With the recent release of Indiana Jones and the Kingdom of the Crystal Skull, came a tidal wave of Indy related merchandise, most of it fun (I have to track down and retrieve my Indiana Jones' M&M guys from my daughters all the time), some of it cheesy (check my blog for my review of the Indiana Jones Adventure Spoon. I'm not kidding) and some of it is not only valuable to the die-hard Indy fan, but also high quality and functional.
The best example of this is the Indiana Jones Outback (Crushable) Wool Felt Hat by Dorfman Pacific. I think some of the negative reviews of this hat are, partly, due to an inadequate description of the product.
The reason it's called "Outback" is that it intentionally has a full 3 inch brim (as opposed to the Indy standard 2 ½ inch brim.) When Raiders of the Lost Ark was being made, the costume designer, Deborah Nadoolman Landis, had to find the "right look" for what would become the signature trademark of the Indy Franchise. In an interview with Raiders.net, Deborah talks about trying on hundreds of hats, before finding the right one:
"When we found one that could be adapted, crown shortened, brim narrowed, I travelled to Herbert Johnson's hatters in Saville Road to find the model which most closely resembled the one in my hand. They offered an "Australian" model - which, with fiddling, became the Indiana Jones fedora."

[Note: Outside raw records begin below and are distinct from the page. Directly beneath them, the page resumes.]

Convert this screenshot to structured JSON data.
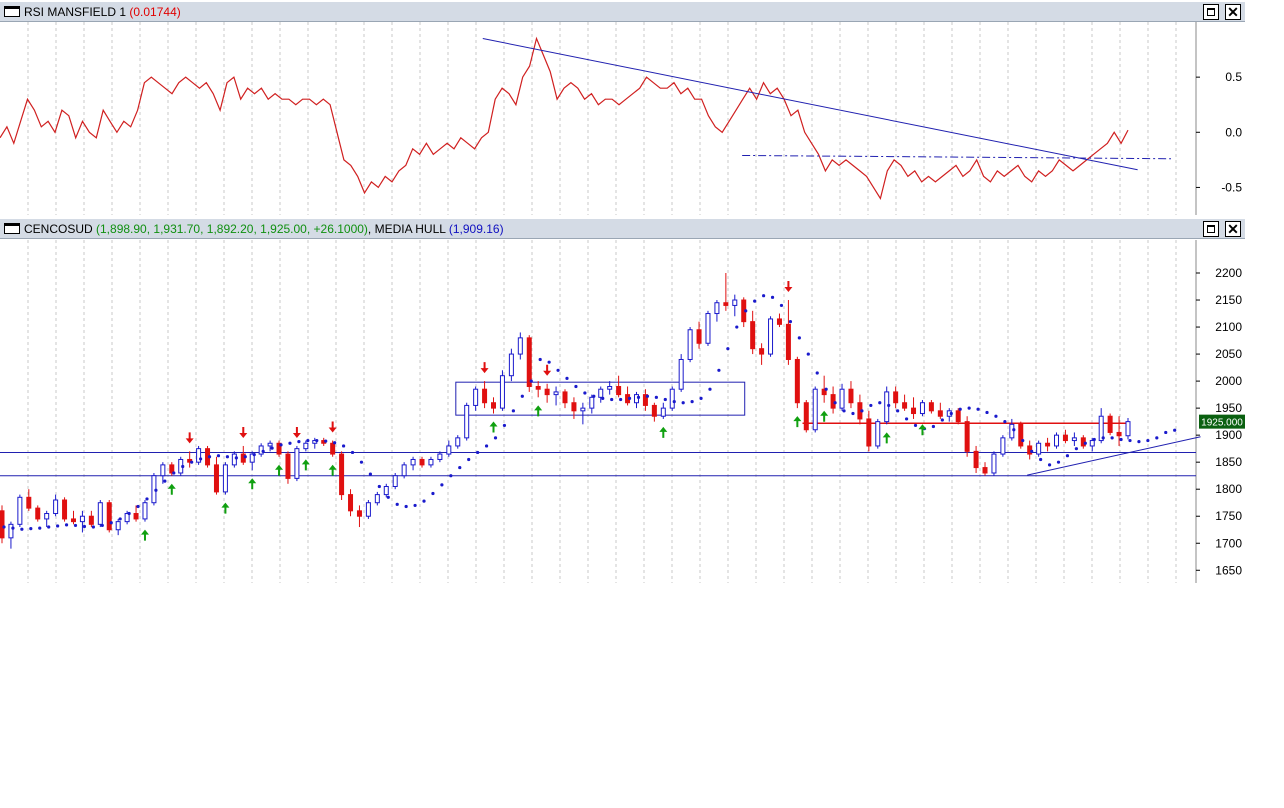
{
  "rsi_pane": {
    "title": "RSI MANSFIELD 1",
    "value": "(0.01744)"
  },
  "price_pane": {
    "symbol": "CENCOSUD",
    "ohlc": "(1,898.90, 1,931.70, 1,892.20, 1,925.00, +26.1000)",
    "indicator": "MEDIA HULL",
    "indicator_value": "(1,909.16)",
    "last_price_tag": "1925.000"
  },
  "colors": {
    "up": "#1a1acc",
    "down": "#e01010",
    "rsi_line": "#d02020",
    "trendline": "#2020b0",
    "grid": "#c8c8c8",
    "buy_arrow": "#10a010",
    "sell_arrow": "#e01010"
  },
  "icons": [
    "window-icon",
    "maximize-icon",
    "close-icon",
    "up-arrow-icon",
    "down-arrow-icon"
  ],
  "chart_data": [
    {
      "type": "line",
      "title": "RSI MANSFIELD 1",
      "ylim": [
        -0.75,
        1.0
      ],
      "yticks": [
        "0.5",
        "0.0",
        "-0.5"
      ],
      "grid": "vertical dashed",
      "series": [
        {
          "name": "RSI MANSFIELD 1",
          "values": [
            -0.05,
            0.05,
            -0.1,
            0.1,
            0.3,
            0.2,
            0.05,
            0.1,
            0.0,
            0.2,
            0.15,
            -0.05,
            0.1,
            0.0,
            -0.05,
            0.2,
            0.1,
            0.0,
            0.1,
            0.05,
            0.2,
            0.45,
            0.5,
            0.45,
            0.4,
            0.35,
            0.45,
            0.5,
            0.45,
            0.4,
            0.45,
            0.35,
            0.2,
            0.45,
            0.5,
            0.3,
            0.4,
            0.35,
            0.4,
            0.3,
            0.35,
            0.3,
            0.3,
            0.25,
            0.3,
            0.3,
            0.25,
            0.3,
            0.25,
            0.0,
            -0.25,
            -0.3,
            -0.4,
            -0.55,
            -0.45,
            -0.5,
            -0.4,
            -0.45,
            -0.35,
            -0.3,
            -0.15,
            -0.2,
            -0.1,
            -0.2,
            -0.15,
            -0.1,
            -0.15,
            -0.05,
            -0.1,
            -0.15,
            -0.05,
            0.0,
            0.3,
            0.4,
            0.35,
            0.25,
            0.5,
            0.6,
            0.85,
            0.7,
            0.55,
            0.3,
            0.4,
            0.45,
            0.4,
            0.3,
            0.35,
            0.25,
            0.3,
            0.3,
            0.25,
            0.3,
            0.35,
            0.4,
            0.5,
            0.45,
            0.4,
            0.4,
            0.45,
            0.35,
            0.4,
            0.3,
            0.3,
            0.15,
            0.05,
            0.0,
            0.1,
            0.2,
            0.3,
            0.4,
            0.3,
            0.45,
            0.35,
            0.4,
            0.3,
            0.15,
            0.2,
            0.0,
            -0.1,
            -0.2,
            -0.35,
            -0.25,
            -0.3,
            -0.25,
            -0.3,
            -0.35,
            -0.4,
            -0.5,
            -0.6,
            -0.35,
            -0.25,
            -0.3,
            -0.4,
            -0.35,
            -0.45,
            -0.4,
            -0.45,
            -0.4,
            -0.35,
            -0.3,
            -0.4,
            -0.35,
            -0.25,
            -0.4,
            -0.45,
            -0.35,
            -0.4,
            -0.35,
            -0.3,
            -0.4,
            -0.45,
            -0.35,
            -0.4,
            -0.35,
            -0.25,
            -0.3,
            -0.35,
            -0.3,
            -0.25,
            -0.2,
            -0.15,
            -0.1,
            0.0,
            -0.1,
            0.02
          ]
        }
      ],
      "trendlines": [
        {
          "style": "solid",
          "from": [
            0.376,
            0.85
          ],
          "to": [
            0.886,
            -0.34
          ]
        },
        {
          "style": "dashdot",
          "from": [
            0.578,
            -0.21
          ],
          "to": [
            0.912,
            -0.24
          ]
        }
      ]
    },
    {
      "type": "candlestick",
      "title": "CENCOSUD",
      "ylim": [
        1650,
        2220
      ],
      "yticks": [
        "2200",
        "2150",
        "2100",
        "2050",
        "2000",
        "1950",
        "1900",
        "1850",
        "1800",
        "1750",
        "1700",
        "1650"
      ],
      "grid": "vertical dashed",
      "candles": [
        [
          1760,
          1770,
          1700,
          1710
        ],
        [
          1710,
          1740,
          1690,
          1735
        ],
        [
          1735,
          1790,
          1730,
          1785
        ],
        [
          1785,
          1800,
          1760,
          1765
        ],
        [
          1765,
          1770,
          1740,
          1745
        ],
        [
          1745,
          1760,
          1730,
          1755
        ],
        [
          1755,
          1790,
          1750,
          1780
        ],
        [
          1780,
          1785,
          1740,
          1745
        ],
        [
          1745,
          1760,
          1735,
          1740
        ],
        [
          1740,
          1760,
          1720,
          1750
        ],
        [
          1750,
          1760,
          1730,
          1735
        ],
        [
          1735,
          1780,
          1730,
          1775
        ],
        [
          1775,
          1780,
          1720,
          1725
        ],
        [
          1725,
          1745,
          1715,
          1740
        ],
        [
          1740,
          1760,
          1735,
          1755
        ],
        [
          1755,
          1770,
          1740,
          1745
        ],
        [
          1745,
          1780,
          1740,
          1775
        ],
        [
          1775,
          1830,
          1770,
          1825
        ],
        [
          1825,
          1850,
          1810,
          1845
        ],
        [
          1845,
          1850,
          1825,
          1830
        ],
        [
          1830,
          1860,
          1825,
          1855
        ],
        [
          1855,
          1870,
          1840,
          1850
        ],
        [
          1850,
          1880,
          1845,
          1875
        ],
        [
          1875,
          1880,
          1840,
          1845
        ],
        [
          1845,
          1860,
          1790,
          1795
        ],
        [
          1795,
          1850,
          1790,
          1845
        ],
        [
          1845,
          1870,
          1840,
          1865
        ],
        [
          1865,
          1880,
          1845,
          1850
        ],
        [
          1850,
          1870,
          1835,
          1865
        ],
        [
          1865,
          1885,
          1860,
          1880
        ],
        [
          1880,
          1890,
          1870,
          1885
        ],
        [
          1885,
          1890,
          1860,
          1865
        ],
        [
          1865,
          1870,
          1810,
          1820
        ],
        [
          1820,
          1880,
          1815,
          1875
        ],
        [
          1875,
          1890,
          1870,
          1885
        ],
        [
          1885,
          1895,
          1875,
          1890
        ],
        [
          1890,
          1895,
          1880,
          1885
        ],
        [
          1885,
          1890,
          1860,
          1865
        ],
        [
          1865,
          1870,
          1780,
          1790
        ],
        [
          1790,
          1800,
          1750,
          1760
        ],
        [
          1760,
          1770,
          1730,
          1750
        ],
        [
          1750,
          1780,
          1745,
          1775
        ],
        [
          1775,
          1795,
          1770,
          1790
        ],
        [
          1790,
          1810,
          1785,
          1805
        ],
        [
          1805,
          1830,
          1800,
          1825
        ],
        [
          1825,
          1850,
          1820,
          1845
        ],
        [
          1845,
          1860,
          1835,
          1855
        ],
        [
          1855,
          1860,
          1840,
          1845
        ],
        [
          1845,
          1860,
          1840,
          1855
        ],
        [
          1855,
          1870,
          1850,
          1865
        ],
        [
          1865,
          1890,
          1860,
          1880
        ],
        [
          1880,
          1900,
          1875,
          1895
        ],
        [
          1895,
          1960,
          1890,
          1955
        ],
        [
          1955,
          1990,
          1945,
          1985
        ],
        [
          1985,
          2000,
          1950,
          1960
        ],
        [
          1960,
          1970,
          1940,
          1950
        ],
        [
          1950,
          2020,
          1945,
          2010
        ],
        [
          2010,
          2060,
          2000,
          2050
        ],
        [
          2050,
          2090,
          2040,
          2080
        ],
        [
          2080,
          2085,
          1980,
          1990
        ],
        [
          1990,
          2000,
          1970,
          1985
        ],
        [
          1985,
          1995,
          1960,
          1975
        ],
        [
          1975,
          1990,
          1955,
          1980
        ],
        [
          1980,
          1985,
          1950,
          1960
        ],
        [
          1960,
          1970,
          1930,
          1945
        ],
        [
          1945,
          1960,
          1920,
          1950
        ],
        [
          1950,
          1975,
          1940,
          1970
        ],
        [
          1970,
          1990,
          1960,
          1985
        ],
        [
          1985,
          2000,
          1975,
          1990
        ],
        [
          1990,
          2010,
          1970,
          1975
        ],
        [
          1975,
          1990,
          1955,
          1960
        ],
        [
          1960,
          1980,
          1950,
          1975
        ],
        [
          1975,
          1985,
          1945,
          1955
        ],
        [
          1955,
          1960,
          1925,
          1935
        ],
        [
          1935,
          1960,
          1930,
          1950
        ],
        [
          1950,
          1990,
          1945,
          1985
        ],
        [
          1985,
          2050,
          1980,
          2040
        ],
        [
          2040,
          2100,
          2035,
          2095
        ],
        [
          2095,
          2110,
          2060,
          2070
        ],
        [
          2070,
          2130,
          2065,
          2125
        ],
        [
          2125,
          2150,
          2110,
          2145
        ],
        [
          2145,
          2200,
          2130,
          2140
        ],
        [
          2140,
          2160,
          2120,
          2150
        ],
        [
          2150,
          2155,
          2100,
          2110
        ],
        [
          2110,
          2130,
          2050,
          2060
        ],
        [
          2060,
          2070,
          2030,
          2050
        ],
        [
          2050,
          2120,
          2045,
          2115
        ],
        [
          2115,
          2125,
          2100,
          2105
        ],
        [
          2105,
          2150,
          2030,
          2040
        ],
        [
          2040,
          2045,
          1950,
          1960
        ],
        [
          1960,
          1965,
          1905,
          1910
        ],
        [
          1910,
          1990,
          1905,
          1985
        ],
        [
          1985,
          2010,
          1960,
          1975
        ],
        [
          1975,
          1990,
          1940,
          1950
        ],
        [
          1950,
          1995,
          1945,
          1985
        ],
        [
          1985,
          2000,
          1950,
          1960
        ],
        [
          1960,
          1975,
          1920,
          1930
        ],
        [
          1930,
          1945,
          1870,
          1880
        ],
        [
          1880,
          1930,
          1875,
          1925
        ],
        [
          1925,
          1990,
          1920,
          1980
        ],
        [
          1980,
          1990,
          1950,
          1960
        ],
        [
          1960,
          1975,
          1945,
          1950
        ],
        [
          1950,
          1970,
          1930,
          1940
        ],
        [
          1940,
          1965,
          1935,
          1960
        ],
        [
          1960,
          1965,
          1940,
          1945
        ],
        [
          1945,
          1960,
          1930,
          1935
        ],
        [
          1935,
          1950,
          1925,
          1945
        ],
        [
          1945,
          1950,
          1920,
          1925
        ],
        [
          1925,
          1935,
          1860,
          1870
        ],
        [
          1870,
          1880,
          1830,
          1840
        ],
        [
          1840,
          1850,
          1825,
          1830
        ],
        [
          1830,
          1870,
          1825,
          1865
        ],
        [
          1865,
          1900,
          1860,
          1895
        ],
        [
          1895,
          1930,
          1890,
          1920
        ],
        [
          1920,
          1925,
          1875,
          1880
        ],
        [
          1880,
          1890,
          1855,
          1865
        ],
        [
          1865,
          1890,
          1860,
          1885
        ],
        [
          1885,
          1895,
          1870,
          1880
        ],
        [
          1880,
          1905,
          1875,
          1900
        ],
        [
          1900,
          1910,
          1885,
          1890
        ],
        [
          1890,
          1905,
          1880,
          1895
        ],
        [
          1895,
          1900,
          1875,
          1880
        ],
        [
          1880,
          1895,
          1870,
          1890
        ],
        [
          1890,
          1950,
          1885,
          1935
        ],
        [
          1935,
          1940,
          1900,
          1905
        ],
        [
          1905,
          1935,
          1880,
          1898.9
        ],
        [
          1898.9,
          1931.7,
          1892.2,
          1925.0
        ]
      ],
      "hull_ma": [
        1730,
        1728,
        1726,
        1727,
        1728,
        1730,
        1732,
        1734,
        1733,
        1731,
        1730,
        1733,
        1738,
        1745,
        1755,
        1768,
        1782,
        1798,
        1815,
        1830,
        1842,
        1850,
        1856,
        1860,
        1862,
        1860,
        1858,
        1860,
        1864,
        1870,
        1876,
        1882,
        1885,
        1888,
        1890,
        1890,
        1889,
        1886,
        1880,
        1868,
        1850,
        1828,
        1805,
        1785,
        1772,
        1768,
        1770,
        1778,
        1792,
        1808,
        1825,
        1840,
        1855,
        1868,
        1880,
        1895,
        1918,
        1945,
        1972,
        2000,
        2040,
        2035,
        2020,
        2005,
        1990,
        1978,
        1972,
        1968,
        1966,
        1966,
        1968,
        1970,
        1972,
        1970,
        1966,
        1962,
        1960,
        1962,
        1968,
        1985,
        2020,
        2060,
        2100,
        2130,
        2148,
        2158,
        2155,
        2140,
        2110,
        2080,
        2050,
        2015,
        1985,
        1960,
        1945,
        1940,
        1945,
        1955,
        1960,
        1955,
        1945,
        1930,
        1918,
        1912,
        1916,
        1928,
        1940,
        1948,
        1950,
        1948,
        1942,
        1935,
        1925,
        1910,
        1890,
        1870,
        1855,
        1845,
        1850,
        1862,
        1875,
        1885,
        1892,
        1895,
        1895,
        1892,
        1890,
        1888,
        1890,
        1895,
        1905,
        1909.16
      ],
      "buy_signals": [
        16,
        19,
        25,
        28,
        31,
        34,
        37,
        55,
        60,
        74,
        89,
        92,
        99,
        103
      ],
      "sell_signals": [
        21,
        27,
        33,
        37,
        54,
        61,
        88
      ],
      "horizontal_lines": [
        {
          "value": 1868,
          "color": "blue"
        },
        {
          "value": 1825,
          "color": "blue"
        },
        {
          "value": 1922,
          "color": "red",
          "from": 0.625
        }
      ],
      "rectangle": {
        "x_from": 0.355,
        "x_to": 0.58,
        "y_from": 1937,
        "y_to": 1998
      },
      "support_line": {
        "from": [
          0.8,
          1826
        ],
        "to": [
          0.935,
          1897
        ]
      }
    }
  ]
}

This "outback" version restores the full brim, while retaining the shorter crown. And, for me, that actually works better. Don't get me wrong, I love the classic Indy hat (keep reading - I've got every version that you can think of) but if you're actually to go to use this hat for more than the occasional costume party, then you need something more practical and durable. The wider brim is more practical for two reasons: sun and rain. Living in Southern California, the sun is obvious. Given recent attention to the dangers of overexposure to the sun and skin cancer, I'm covering up more these days. The rain is less often but, as the old song says, when it rains, it pours. The "crushable" part of the description means just what it says: you can accidentally sit on this hat and, with only a little straightening out, you can bring it back to near show-room condition.
For an example of this, see the picture I uploaded showing my own Indiana Outback - it has a somewhat battered appearance for good reason: just last Monday I was exploring an ancient Peruvian temple in the pouring rain. Well - sort of. I was at Disneyland riding on the Indiana Jones and the Temple of the Forbidden Eye ride!
But it was pouring rain, which had two positive benefits: my family and I practically had the place to ourselves (the longest we waited for any ride was 30 minutes) and my Indiana Outback kept my head warm and dry. Just how crushable this hat is was proven after surviving the Temple. It's a hide-speed roller coaster ride and they warn you to cling tight to any valuables (camera, fedoras, children). In the best Indy tradition I clutched my hat in a death grip and it came out the other end of the ride looking like it had been trampled by a herd of wildebeests! After only a few minutes of pulling and shaping I was ready for our next thrilling adventure (I think it was the Winnie the Pooh ride.) Try that with your wool-felt fedora!
The other "version" of the official licensed fedora I like is the Indiana Jones Men's Weathered Cotton Hat - this one also suffers under inadequate product description. It's not just cloth, its oiled sailcloth, the same material that's been a favorite material in hats and dusters for years, prized by American Cowboys and Australian Drovers for its weather proofing and durability. And the weathering makes it look like leather, so it's slightly dressier that you'd think by looking at the picture.
In addition to the four versions of the Indy fedora you can find on Amazon (there's also the standard Indiana Jones Men's Water Repellent Wool Felt Fedora and the pricier Indiana Jones Fur Felt Fedora), there's two more that you'll have to find elsewhere: the Khaki Safari version and the Straw Panama version. I've uploaded a picture of all five of the official versions, in case you're interested.
Dorfman-Pacific licensed about a zillion retailers to peddle these official licensed versions and so you can find a number of vendors on Amazon offering, essentially, the same hat. Shop around and you may be able to save a few dollars. Just be sure somewhere they mention that it's licensed by Dorfman-Pacific. If you're like me, you could end up spending a lot of dough on hats, you'll want to be sure they're the real deal.